3:30 pm – After lunch, Laura Martinez and I went to the Museo de Barro where I received a detailed tour of the museum from Diego Alvarez. There was an incredible range of work displayed that encompassed much of the history and culture of Paraguay. Much of the contemporary work delved into the recent political history. The collection of devotional artworks was astounding. Numerous glass cases were packed with variations on the crucifix that were produced by Christian-converted tribesmen. I collected a number of catalogues and brochures about the exhibits and will be sharing them in my class semester.
Friday, November 20:
10:00 am – I spent the morning in Juan Pistilli’s workshop. This space consisted of a gallery, living quarters and an outside studio space. Juan produces many large scale public art sculptures. Many of his works are inspired by animals – particularly birds. As we discussed his vast amount of work, he spoke of a memorial piece that he created for the biennale. The work was created in memory of hundreds of people who lost their lives in a grocery store fire. The sculpture was a bird transforming into many smaller birds. Each of the small birds had the name of a victim. Juan cited this work as his greatest accomplishment, in that he could give something so powerful back to the community. We spoke of the potential power and importance public art can have in a community. Pictured to the right are Gloria Jara (Juan’s Assistant), Juan Pistilli, Gloria Pistilli (Juan’s mother) and myself.
Saturday, November 21:
9:00 am – I gave an artist presentation followed by an engraving workshop at the Cabildo cultural center to about forty people. Ludmila Centurion was the translator. The crowd was a mix that included professors, students, professional artists, friends of art and others. I spoke of utilizing both traditional art historical influences in my work and pop culture influences, such as horror movies and comic books. I tried to instill in the students present that it was important to make work about things that directly affected in them in life. Per request of some of the faculty present, I also discussed the difference between being inspired by an artist or referencing one as opposed to copying someone else’s work. The last section of my artist presentation focused on commission based works.
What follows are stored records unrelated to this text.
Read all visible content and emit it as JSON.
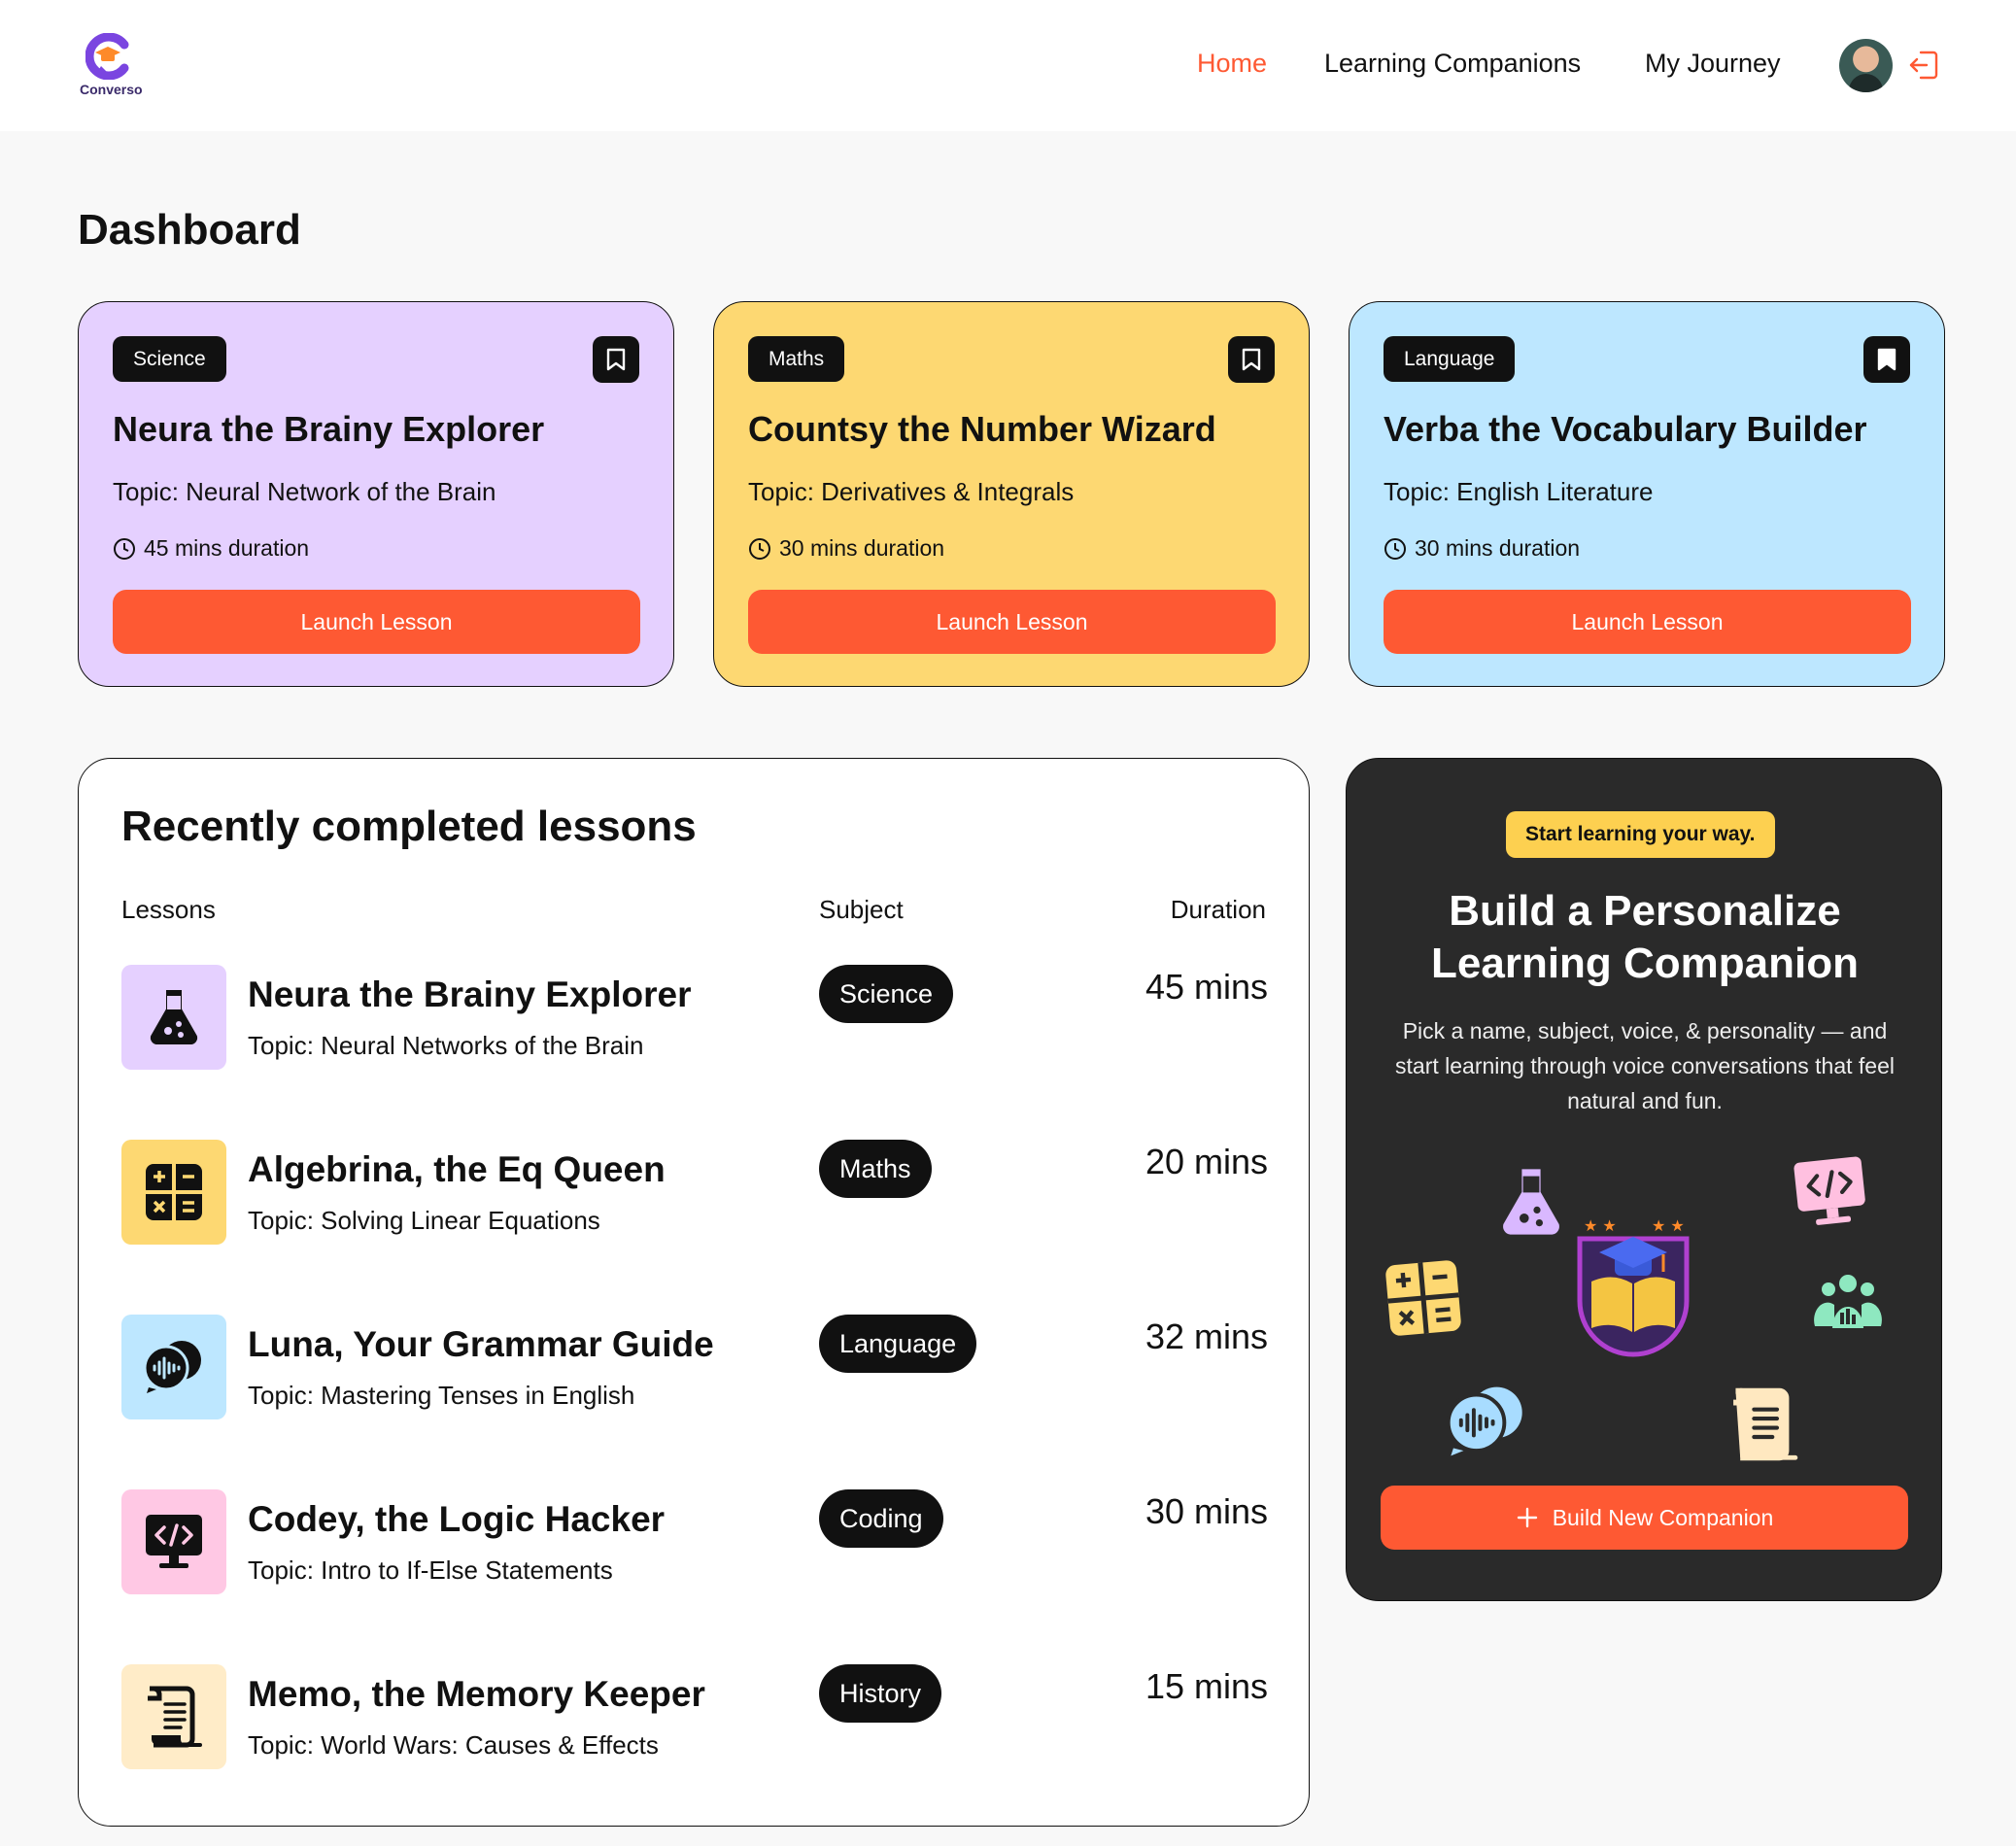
{
  "brand": {
    "name": "Converso"
  },
  "nav": {
    "home": "Home",
    "companions": "Learning Companions",
    "journey": "My Journey"
  },
  "page": {
    "title": "Dashboard"
  },
  "featured": [
    {
      "subject": "Science",
      "title": "Neura the Brainy Explorer",
      "topic": "Topic: Neural Network of the Brain",
      "duration": "45 mins duration",
      "button": "Launch Lesson",
      "color": "#e5d0ff",
      "bookmarked": false
    },
    {
      "subject": "Maths",
      "title": "Countsy the Number Wizard",
      "topic": "Topic: Derivatives & Integrals",
      "duration": "30 mins duration",
      "button": "Launch Lesson",
      "color": "#fdd872",
      "bookmarked": false
    },
    {
      "subject": "Language",
      "title": "Verba the Vocabulary Builder",
      "topic": "Topic: English Literature",
      "duration": "30 mins duration",
      "button": "Launch Lesson",
      "color": "#bde7ff",
      "bookmarked": true
    }
  ],
  "recent": {
    "title": "Recently completed lessons",
    "headers": {
      "lessons": "Lessons",
      "subject": "Subject",
      "duration": "Duration"
    },
    "rows": [
      {
        "icon": "flask-icon",
        "title": "Neura the Brainy Explorer",
        "topic": "Topic: Neural Networks of the Brain",
        "subject": "Science",
        "duration": "45 mins",
        "color": "#e5d0ff"
      },
      {
        "icon": "calculator-icon",
        "title": "Algebrina, the Eq Queen",
        "topic": "Topic: Solving Linear Equations",
        "subject": "Maths",
        "duration": "20 mins",
        "color": "#fdd872"
      },
      {
        "icon": "chat-bubbles-icon",
        "title": "Luna, Your Grammar Guide",
        "topic": "Topic: Mastering Tenses in English",
        "subject": "Language",
        "duration": "32 mins",
        "color": "#bde7ff"
      },
      {
        "icon": "code-monitor-icon",
        "title": "Codey, the Logic Hacker",
        "topic": "Topic: Intro to If-Else Statements",
        "subject": "Coding",
        "duration": "30 mins",
        "color": "#ffc8e4"
      },
      {
        "icon": "scroll-icon",
        "title": "Memo, the Memory Keeper",
        "topic": "Topic: World Wars: Causes & Effects",
        "subject": "History",
        "duration": "15 mins",
        "color": "#ffecc8"
      }
    ]
  },
  "cta": {
    "chip": "Start learning your way.",
    "title_line1": "Build a Personalize",
    "title_line2": "Learning Companion",
    "description": "Pick a name, subject, voice, & personality — and start learning through voice conversations that feel natural and fun.",
    "button": "Build New Companion"
  },
  "colors": {
    "accent": "#fe5933",
    "dark": "#111111",
    "panel": "#2a2a2a",
    "chip": "#fdd050"
  }
}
I spoke to students about transferring their artistic skill sets into areas that they may not have otherwise attempted and how this challenge can make you a better artist overall.
The second part consisted of a burin engraving workshop, where I explained sharpening, holding the tool and proper carving technique. I passed around examples of tools and plates and invited anyone to try carving into a plate. I also discussed the versatility of the techniques’ application and being able to use it for printmaking, but also for a wide variety of object ornamentation. Both presentations were well received and I answered many questions about my work and the process of engraving. At the end of the presentation, I received a copy of the biennial catalogue and other biennial paraphernalia, as well as a portfolio of reproductions of old prints. I also received an additional catalogue copy that I donated to the Emporia State University Library collection.
4:00 – 7:00 pm – I was invited once again to Luvier Casali’s workshop, but this time as a student. While I have done many etchings, Luvier was doing a different non-toxic etching technique I had never before used that he called a “salt etch”. Within three hours, I had drawn, etched, and printed an intaglio plate (pictured below). Like before, I let a student print the plate and all those that assisted in any way received a print. I am hoping to use this process in my own class as it is safer and much more cost efficient than what we are currently using in the studio.